I end this section with another story about caring for creation. Morton Boyd, former director of the Nature Conservancy in Scotland, has described his conversion from dedicated technocrat to fervent environmentalist:
As a young engineer working on the construction of Loch Sloy pipelines (a major hydroelectric scheme), I admired greatly the big-hearted spirit of my engineering mentors in overcoming the forces of nature. I saw an intrinsic beauty in the precision of their technology and in their works in concrete and steel. To the technical eye, the scheme was an epic in the harnessing and unleashing of the might of nature. There was no conflict in the engineers’ minds about the probity of their actions against the serene backdrop of Loch Lomondside. Their work was professional, honest and even patriotic.
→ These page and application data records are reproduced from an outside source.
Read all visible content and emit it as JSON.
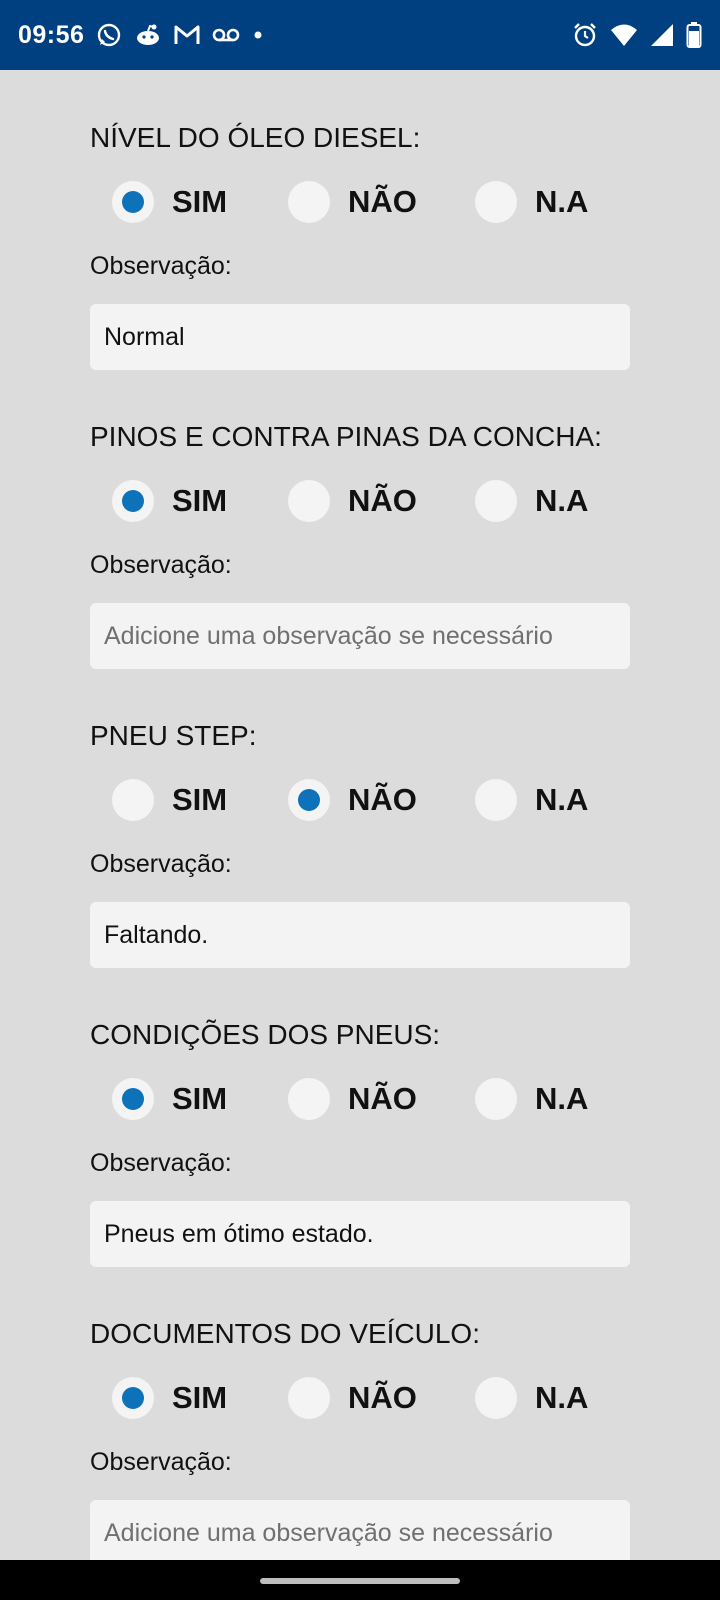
{
  "status_bar": {
    "time": "09:56",
    "left_icons": [
      "whatsapp-icon",
      "reddit-icon",
      "gmail-icon",
      "voicemail-icon",
      "dot-icon"
    ],
    "right_icons": [
      "alarm-icon",
      "wifi-icon",
      "signal-icon",
      "battery-icon"
    ],
    "background_color": "#003f80"
  },
  "option_labels": {
    "sim": "SIM",
    "nao": "NÃO",
    "na": "N.A"
  },
  "accent_color": "#0d72b9",
  "sections": [
    {
      "title": "NÍVEL DO ÓLEO DIESEL:",
      "selected": "sim",
      "observation_label": "Observação:",
      "observation_value": "Normal",
      "observation_placeholder": "Adicione uma observação se necessário"
    },
    {
      "title": "PINOS E CONTRA PINAS DA CONCHA:",
      "selected": "sim",
      "observation_label": "Observação:",
      "observation_value": "",
      "observation_placeholder": "Adicione uma observação se necessário"
    },
    {
      "title": "PNEU STEP:",
      "selected": "nao",
      "observation_label": "Observação:",
      "observation_value": "Faltando.",
      "observation_placeholder": "Adicione uma observação se necessário"
    },
    {
      "title": "CONDIÇÕES DOS PNEUS:",
      "selected": "sim",
      "observation_label": "Observação:",
      "observation_value": "Pneus em ótimo estado.",
      "observation_placeholder": "Adicione uma observação se necessário"
    },
    {
      "title": "DOCUMENTOS DO VEÍCULO:",
      "selected": "sim",
      "observation_label": "Observação:",
      "observation_value": "",
      "observation_placeholder": "Adicione uma observação se necessário"
    }
  ]
}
I had greater difficulty in reconciling that probity. Although I did not know it at the time, the benign influence of wilderness which so gripped John Muir in the high Sierra of California, had touched me in my own way in my own place. From the human vulgarity of the workers’ camp to the blasting open of the mountain, I saw a gigantic offence on nature which would endure for all time, graven on the face of the mountain.
To escape from the harsher realities of life on the job, I took a tent to the lochside where the call of sandpipers and the balm of lapping waters replaced the racket of the camp. Weekends and holidays I spent in the hills with deer and ptarmigan, far from pneumatic drills and rivet guns. Was mountaineering simply a thirst for adventure following my flying days in the RAF, or was I running away from my destiny? I came from a line of stonemasons and blacksmiths of which I was proud. Engineering was bred into me, but I was possessed by a new and compelling idea, as much mystical as it was rational: a burning desire to research nature in order to communicate its beauty to my peers, and to care for it had become an imperative in my life. Although I did not know it at the time, the personal dilemma from which I emerged in 1948 to follow a career in conservation instead of engineering, was to become in later years, one of global proportions. Today, it is enshrined in the concept of ‘sustainable development,’ which has become a slogan in world conservation, a centre piece of international congresses on the environment, and a plank in the policies of national governments. (Boyd, 1993:152)
Morton Boyd’s reaction against the intrusions of hydroelectric pipelines above Loch Lomond has the same root as Greenpeace’s activism against Brent Spar and James Hunter’s pining for repeopled Highland glens. We are ‘running out of world’; the problem is how we treat the world we have—the only one we have.